“But they have to have the necessary knowledge to demonstrate the benefits and cost savings,” Wyatt said.
There are, of course, trade-offs between energy efficiency and light levels. McDonald said contractors need to understand exactly what the equipment is designed to deliver to better counsel and guide the end-user in making their choices.
“Contractors should try to get customers to actually come and see the lighting being considered in operation, whether at the site or in a trial installation,” he said.
Such service could help the contractor gain an advantage in the market, estimate jobs more efficiently and allow the customer to appreciate what the particular lighting system will actually -deliver.
Finally, electrical contractors need to have a firm grasp on the available options for energy-efficient lighting that manufacturers offer and what the design community tends to include in their plans and specifications.
“It’s extremely helpful to ensure proper start-up and commissioning of a lighting project to understand what the particular products and systems are intended to accomplish and what their overall capabilities are,” Weigand said.
Future developments in areas such as organic LEDs, integrated LED lighting systems, and intelligent and wireless controls will provide electrical contractors with the opportunity to ensure that their customers receive the most efficient and cost-effective lighting possible. EC

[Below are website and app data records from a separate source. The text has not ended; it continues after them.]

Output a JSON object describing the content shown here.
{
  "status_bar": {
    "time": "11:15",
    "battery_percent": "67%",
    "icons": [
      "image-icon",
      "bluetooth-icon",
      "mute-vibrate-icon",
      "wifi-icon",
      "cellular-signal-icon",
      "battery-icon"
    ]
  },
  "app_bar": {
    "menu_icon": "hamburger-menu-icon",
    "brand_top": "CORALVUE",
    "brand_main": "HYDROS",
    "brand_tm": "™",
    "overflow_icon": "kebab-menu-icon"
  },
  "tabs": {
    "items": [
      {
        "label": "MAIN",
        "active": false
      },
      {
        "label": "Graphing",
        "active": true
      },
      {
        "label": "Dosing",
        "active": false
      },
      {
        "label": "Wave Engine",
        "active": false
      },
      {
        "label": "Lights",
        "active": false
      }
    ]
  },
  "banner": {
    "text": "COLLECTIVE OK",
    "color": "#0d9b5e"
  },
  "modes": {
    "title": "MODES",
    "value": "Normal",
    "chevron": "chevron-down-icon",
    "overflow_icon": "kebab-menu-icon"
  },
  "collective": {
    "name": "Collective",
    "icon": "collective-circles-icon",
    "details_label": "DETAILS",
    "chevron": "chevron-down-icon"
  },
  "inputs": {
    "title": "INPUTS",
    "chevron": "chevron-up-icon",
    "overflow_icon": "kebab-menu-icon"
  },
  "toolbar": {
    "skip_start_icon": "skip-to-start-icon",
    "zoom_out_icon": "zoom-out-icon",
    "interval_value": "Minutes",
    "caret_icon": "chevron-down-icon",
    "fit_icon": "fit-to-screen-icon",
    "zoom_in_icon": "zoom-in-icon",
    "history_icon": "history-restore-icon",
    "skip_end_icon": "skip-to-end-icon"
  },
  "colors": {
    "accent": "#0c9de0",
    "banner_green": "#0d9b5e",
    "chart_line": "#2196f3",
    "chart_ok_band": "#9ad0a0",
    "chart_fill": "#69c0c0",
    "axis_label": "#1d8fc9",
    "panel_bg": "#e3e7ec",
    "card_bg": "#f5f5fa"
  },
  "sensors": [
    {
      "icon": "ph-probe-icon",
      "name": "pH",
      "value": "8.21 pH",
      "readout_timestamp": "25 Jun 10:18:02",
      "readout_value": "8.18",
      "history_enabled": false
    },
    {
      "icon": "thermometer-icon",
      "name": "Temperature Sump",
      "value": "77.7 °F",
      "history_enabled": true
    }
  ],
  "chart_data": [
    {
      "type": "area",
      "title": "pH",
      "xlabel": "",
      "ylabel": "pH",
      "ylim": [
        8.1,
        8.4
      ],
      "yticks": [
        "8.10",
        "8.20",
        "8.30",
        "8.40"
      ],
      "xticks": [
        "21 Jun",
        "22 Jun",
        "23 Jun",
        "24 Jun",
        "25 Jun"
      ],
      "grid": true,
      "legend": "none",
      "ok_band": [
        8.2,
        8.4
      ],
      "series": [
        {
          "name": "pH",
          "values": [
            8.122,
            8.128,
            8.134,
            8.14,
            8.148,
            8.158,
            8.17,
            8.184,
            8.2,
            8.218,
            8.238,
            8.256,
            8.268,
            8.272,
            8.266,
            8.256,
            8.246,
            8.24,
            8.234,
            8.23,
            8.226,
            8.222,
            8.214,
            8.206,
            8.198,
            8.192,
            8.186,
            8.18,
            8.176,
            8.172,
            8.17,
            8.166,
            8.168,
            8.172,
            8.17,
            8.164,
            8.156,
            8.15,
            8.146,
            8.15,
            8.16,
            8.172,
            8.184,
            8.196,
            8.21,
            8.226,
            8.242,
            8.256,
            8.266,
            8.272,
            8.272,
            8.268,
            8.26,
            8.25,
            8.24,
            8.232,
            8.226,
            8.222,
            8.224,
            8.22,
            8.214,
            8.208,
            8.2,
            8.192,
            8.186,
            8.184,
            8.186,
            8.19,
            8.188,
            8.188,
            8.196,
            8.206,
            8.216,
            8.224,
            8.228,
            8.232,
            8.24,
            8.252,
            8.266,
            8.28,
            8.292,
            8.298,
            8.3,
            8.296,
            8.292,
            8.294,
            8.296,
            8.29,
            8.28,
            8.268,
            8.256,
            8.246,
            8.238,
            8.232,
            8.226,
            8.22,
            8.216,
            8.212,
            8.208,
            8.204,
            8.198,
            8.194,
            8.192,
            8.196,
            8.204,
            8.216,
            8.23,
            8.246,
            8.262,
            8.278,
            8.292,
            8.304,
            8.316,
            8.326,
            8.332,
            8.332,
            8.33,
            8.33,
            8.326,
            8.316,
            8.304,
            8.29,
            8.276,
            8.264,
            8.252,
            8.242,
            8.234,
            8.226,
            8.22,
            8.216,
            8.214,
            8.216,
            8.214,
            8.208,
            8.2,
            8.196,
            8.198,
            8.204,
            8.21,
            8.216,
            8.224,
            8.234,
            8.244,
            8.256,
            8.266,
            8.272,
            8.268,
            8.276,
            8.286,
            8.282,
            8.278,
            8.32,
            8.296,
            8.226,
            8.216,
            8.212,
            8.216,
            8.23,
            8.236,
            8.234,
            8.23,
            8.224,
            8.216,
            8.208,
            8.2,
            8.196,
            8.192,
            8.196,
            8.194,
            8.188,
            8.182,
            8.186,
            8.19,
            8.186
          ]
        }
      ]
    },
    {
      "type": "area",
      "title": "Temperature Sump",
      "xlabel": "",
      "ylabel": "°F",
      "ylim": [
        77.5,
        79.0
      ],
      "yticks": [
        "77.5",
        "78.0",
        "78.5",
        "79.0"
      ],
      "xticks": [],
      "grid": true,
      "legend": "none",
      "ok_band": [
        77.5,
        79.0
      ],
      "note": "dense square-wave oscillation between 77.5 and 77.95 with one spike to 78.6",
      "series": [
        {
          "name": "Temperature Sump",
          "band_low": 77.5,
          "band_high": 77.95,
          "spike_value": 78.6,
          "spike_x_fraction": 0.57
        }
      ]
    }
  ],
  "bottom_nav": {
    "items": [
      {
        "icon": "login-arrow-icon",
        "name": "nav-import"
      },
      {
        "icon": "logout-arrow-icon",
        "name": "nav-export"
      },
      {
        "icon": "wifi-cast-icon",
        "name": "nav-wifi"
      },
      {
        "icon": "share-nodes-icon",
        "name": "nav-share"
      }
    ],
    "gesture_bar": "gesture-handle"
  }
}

BREMER, a freelance writer based in Solomons, Md., contributes frequently to ELECTRICAL CONTRACTOR. She can be reached at 410.394.6966 or firstname.lastname@example.org.